• **What you should do**: Please retype the data in full, exactly as given.
+++++
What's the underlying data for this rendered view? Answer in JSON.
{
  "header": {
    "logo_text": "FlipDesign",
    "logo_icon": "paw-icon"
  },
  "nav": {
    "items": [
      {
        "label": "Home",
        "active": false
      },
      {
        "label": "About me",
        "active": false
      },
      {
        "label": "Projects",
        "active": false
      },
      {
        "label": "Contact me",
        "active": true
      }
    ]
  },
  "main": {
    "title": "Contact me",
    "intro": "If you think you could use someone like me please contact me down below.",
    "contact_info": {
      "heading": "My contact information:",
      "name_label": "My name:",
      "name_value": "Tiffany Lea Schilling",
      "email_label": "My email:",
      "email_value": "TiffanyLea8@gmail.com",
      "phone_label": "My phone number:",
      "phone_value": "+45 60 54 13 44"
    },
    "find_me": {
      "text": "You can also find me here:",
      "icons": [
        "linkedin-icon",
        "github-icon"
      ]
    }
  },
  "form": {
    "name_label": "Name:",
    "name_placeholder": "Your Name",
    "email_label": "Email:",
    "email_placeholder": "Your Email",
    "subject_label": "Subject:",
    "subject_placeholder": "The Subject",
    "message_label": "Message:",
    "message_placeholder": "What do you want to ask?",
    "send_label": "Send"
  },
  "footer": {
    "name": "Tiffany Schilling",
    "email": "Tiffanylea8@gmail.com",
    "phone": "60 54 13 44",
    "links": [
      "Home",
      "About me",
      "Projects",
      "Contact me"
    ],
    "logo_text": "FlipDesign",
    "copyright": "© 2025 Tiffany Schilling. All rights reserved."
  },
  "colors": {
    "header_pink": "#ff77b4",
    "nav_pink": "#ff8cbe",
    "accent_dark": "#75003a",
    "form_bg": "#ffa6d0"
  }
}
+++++
• **Reply to the exercise**:
What's the underlying data for this rendered view? Answer in JSON.
{
  "header": {
    "logo_text": "FlipDesign",
    "logo_icon": "paw-icon"
  },
  "nav": {
    "items": [
      {
        "label": "Home",
        "active": false
      },
      {
        "label": "About me",
        "active": false
      },
      {
        "label": "Projects",
        "active": false
      },
      {
        "label": "Contact me",
        "active": true
      }
    ]
  },
  "main": {
    "title": "Contact me",
    "intro": "If you think you could use someone like me please contact me down below.",
    "contact_info": {
      "heading": "My contact information:",
      "name_label": "My name:",
      "name_value": "Tiffany Lea Schilling",
      "email_label": "My email:",
      "email_value": "TiffanyLea8@gmail.com",
      "phone_label": "My phone number:",
      "phone_value": "+45 60 54 13 44"
    },
    "find_me": {
      "text": "You can also find me here:",
      "icons": [
        "linkedin-icon",
        "github-icon"
      ]
    }
  },
  "form": {
    "name_label": "Name:",
    "name_placeholder": "Your Name",
    "email_label": "Email:",
    "email_placeholder": "Your Email",
    "subject_label": "Subject:",
    "subject_placeholder": "The Subject",
    "message_label": "Message:",
    "message_placeholder": "What do you want to ask?",
    "send_label": "Send"
  },
  "footer": {
    "name": "Tiffany Schilling",
    "email": "Tiffanylea8@gmail.com",
    "phone": "60 54 13 44",
    "links": [
      "Home",
      "About me",
      "Projects",
      "Contact me"
    ],
    "logo_text": "FlipDesign",
    "copyright": "© 2025 Tiffany Schilling. All rights reserved."
  },
  "colors": {
    "header_pink": "#ff77b4",
    "nav_pink": "#ff8cbe",
    "accent_dark": "#75003a",
    "form_bg": "#ffa6d0"
  }
}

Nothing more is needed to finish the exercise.